**How to complete this task:** Where in the data does the word "screenshot" appear? Find those lines and copy them.

**Data provided:**
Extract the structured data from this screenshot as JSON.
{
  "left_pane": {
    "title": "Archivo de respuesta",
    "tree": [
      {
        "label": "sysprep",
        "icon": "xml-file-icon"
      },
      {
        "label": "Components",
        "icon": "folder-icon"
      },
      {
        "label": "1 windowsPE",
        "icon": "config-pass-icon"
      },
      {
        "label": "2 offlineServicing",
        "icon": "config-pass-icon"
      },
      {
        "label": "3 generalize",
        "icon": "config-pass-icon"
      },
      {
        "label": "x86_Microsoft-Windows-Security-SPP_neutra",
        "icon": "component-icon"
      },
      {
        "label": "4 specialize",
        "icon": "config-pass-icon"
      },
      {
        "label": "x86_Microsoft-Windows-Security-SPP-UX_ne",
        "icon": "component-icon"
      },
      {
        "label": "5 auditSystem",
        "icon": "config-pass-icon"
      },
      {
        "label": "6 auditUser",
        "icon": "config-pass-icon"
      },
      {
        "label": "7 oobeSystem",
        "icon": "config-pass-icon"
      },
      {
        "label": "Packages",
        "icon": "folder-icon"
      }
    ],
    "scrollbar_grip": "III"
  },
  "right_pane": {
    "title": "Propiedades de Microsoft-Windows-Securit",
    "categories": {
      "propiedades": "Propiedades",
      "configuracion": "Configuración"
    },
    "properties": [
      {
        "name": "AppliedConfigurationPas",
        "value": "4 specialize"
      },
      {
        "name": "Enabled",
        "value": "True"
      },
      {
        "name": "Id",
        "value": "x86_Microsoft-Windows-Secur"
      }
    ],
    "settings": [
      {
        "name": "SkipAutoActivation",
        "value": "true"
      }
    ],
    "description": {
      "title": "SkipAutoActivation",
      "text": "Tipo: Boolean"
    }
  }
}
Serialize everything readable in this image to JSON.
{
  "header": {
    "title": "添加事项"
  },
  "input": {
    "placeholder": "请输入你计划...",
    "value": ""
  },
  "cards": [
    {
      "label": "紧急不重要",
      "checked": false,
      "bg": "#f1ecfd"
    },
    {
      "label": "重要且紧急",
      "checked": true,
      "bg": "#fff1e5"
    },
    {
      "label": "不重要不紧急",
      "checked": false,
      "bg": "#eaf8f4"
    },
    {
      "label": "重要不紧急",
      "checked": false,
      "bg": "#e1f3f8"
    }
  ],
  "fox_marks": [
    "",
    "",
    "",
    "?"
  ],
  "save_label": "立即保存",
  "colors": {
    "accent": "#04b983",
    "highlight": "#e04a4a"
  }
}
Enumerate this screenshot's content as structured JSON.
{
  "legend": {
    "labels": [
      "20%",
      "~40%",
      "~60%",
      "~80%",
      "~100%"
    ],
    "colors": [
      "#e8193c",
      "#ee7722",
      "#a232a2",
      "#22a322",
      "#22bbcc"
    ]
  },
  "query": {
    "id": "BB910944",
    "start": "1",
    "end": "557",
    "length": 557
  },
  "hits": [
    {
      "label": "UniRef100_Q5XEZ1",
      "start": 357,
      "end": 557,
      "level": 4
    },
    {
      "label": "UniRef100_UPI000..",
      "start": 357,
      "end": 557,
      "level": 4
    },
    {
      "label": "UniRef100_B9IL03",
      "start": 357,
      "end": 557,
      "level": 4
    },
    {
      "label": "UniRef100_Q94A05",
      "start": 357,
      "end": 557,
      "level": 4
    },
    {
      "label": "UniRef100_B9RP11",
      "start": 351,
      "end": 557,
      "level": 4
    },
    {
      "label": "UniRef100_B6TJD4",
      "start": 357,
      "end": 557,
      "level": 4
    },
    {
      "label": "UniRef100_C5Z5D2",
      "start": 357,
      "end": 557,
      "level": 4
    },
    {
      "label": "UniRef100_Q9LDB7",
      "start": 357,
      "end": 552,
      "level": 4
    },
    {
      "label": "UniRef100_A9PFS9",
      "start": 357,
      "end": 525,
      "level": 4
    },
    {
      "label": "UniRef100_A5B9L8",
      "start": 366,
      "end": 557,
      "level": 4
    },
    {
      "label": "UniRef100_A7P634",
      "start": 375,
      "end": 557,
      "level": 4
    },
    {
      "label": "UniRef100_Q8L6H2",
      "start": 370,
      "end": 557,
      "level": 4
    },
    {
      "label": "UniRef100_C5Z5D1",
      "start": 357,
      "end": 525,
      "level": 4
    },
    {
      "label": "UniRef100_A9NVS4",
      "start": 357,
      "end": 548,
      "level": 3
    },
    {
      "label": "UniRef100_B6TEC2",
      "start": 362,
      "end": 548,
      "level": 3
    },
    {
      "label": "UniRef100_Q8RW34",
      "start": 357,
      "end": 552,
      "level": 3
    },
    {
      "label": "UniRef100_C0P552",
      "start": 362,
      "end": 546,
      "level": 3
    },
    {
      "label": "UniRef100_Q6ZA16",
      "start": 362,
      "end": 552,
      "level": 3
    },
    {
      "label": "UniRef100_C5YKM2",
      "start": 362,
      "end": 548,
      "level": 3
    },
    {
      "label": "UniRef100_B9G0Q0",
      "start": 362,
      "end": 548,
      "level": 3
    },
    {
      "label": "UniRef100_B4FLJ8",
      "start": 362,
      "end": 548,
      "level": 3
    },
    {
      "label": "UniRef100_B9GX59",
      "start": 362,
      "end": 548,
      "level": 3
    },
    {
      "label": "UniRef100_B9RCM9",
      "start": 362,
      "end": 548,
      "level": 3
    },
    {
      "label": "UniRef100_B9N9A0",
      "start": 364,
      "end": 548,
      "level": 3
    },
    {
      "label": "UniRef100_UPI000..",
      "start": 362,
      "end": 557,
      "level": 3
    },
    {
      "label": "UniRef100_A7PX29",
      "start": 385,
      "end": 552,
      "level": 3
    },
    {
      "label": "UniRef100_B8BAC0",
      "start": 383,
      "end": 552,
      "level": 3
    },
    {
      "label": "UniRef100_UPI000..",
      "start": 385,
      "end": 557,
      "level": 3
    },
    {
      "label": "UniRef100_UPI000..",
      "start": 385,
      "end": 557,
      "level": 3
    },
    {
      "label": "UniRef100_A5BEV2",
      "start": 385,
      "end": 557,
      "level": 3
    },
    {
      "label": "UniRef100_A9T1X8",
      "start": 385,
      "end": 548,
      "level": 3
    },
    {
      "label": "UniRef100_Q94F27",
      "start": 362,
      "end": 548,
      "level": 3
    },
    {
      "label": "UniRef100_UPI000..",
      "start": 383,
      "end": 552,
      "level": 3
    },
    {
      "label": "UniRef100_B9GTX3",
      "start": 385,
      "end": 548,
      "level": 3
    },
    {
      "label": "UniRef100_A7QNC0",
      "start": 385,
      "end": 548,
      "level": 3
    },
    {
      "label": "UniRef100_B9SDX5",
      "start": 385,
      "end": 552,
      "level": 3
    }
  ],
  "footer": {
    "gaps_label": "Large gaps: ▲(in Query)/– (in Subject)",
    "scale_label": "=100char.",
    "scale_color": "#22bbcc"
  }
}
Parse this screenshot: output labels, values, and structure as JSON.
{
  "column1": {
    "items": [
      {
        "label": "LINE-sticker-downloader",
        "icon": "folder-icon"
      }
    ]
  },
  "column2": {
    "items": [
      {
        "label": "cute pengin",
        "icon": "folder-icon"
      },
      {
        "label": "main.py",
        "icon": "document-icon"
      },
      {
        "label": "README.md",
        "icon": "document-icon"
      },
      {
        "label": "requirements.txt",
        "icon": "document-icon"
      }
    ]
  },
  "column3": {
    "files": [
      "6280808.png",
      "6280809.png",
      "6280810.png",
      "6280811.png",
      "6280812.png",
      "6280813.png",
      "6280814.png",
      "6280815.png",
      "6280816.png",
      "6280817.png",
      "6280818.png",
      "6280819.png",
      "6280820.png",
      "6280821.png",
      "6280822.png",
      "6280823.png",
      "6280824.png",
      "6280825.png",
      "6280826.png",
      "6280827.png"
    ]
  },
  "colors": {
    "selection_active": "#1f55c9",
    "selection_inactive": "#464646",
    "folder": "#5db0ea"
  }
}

**Solution below:**
Extract the structured data from this screenshot as JSON.
Enumerate this screenshot's content as structured JSON.
Parse this screenshot: output labels, values, and structure as JSON.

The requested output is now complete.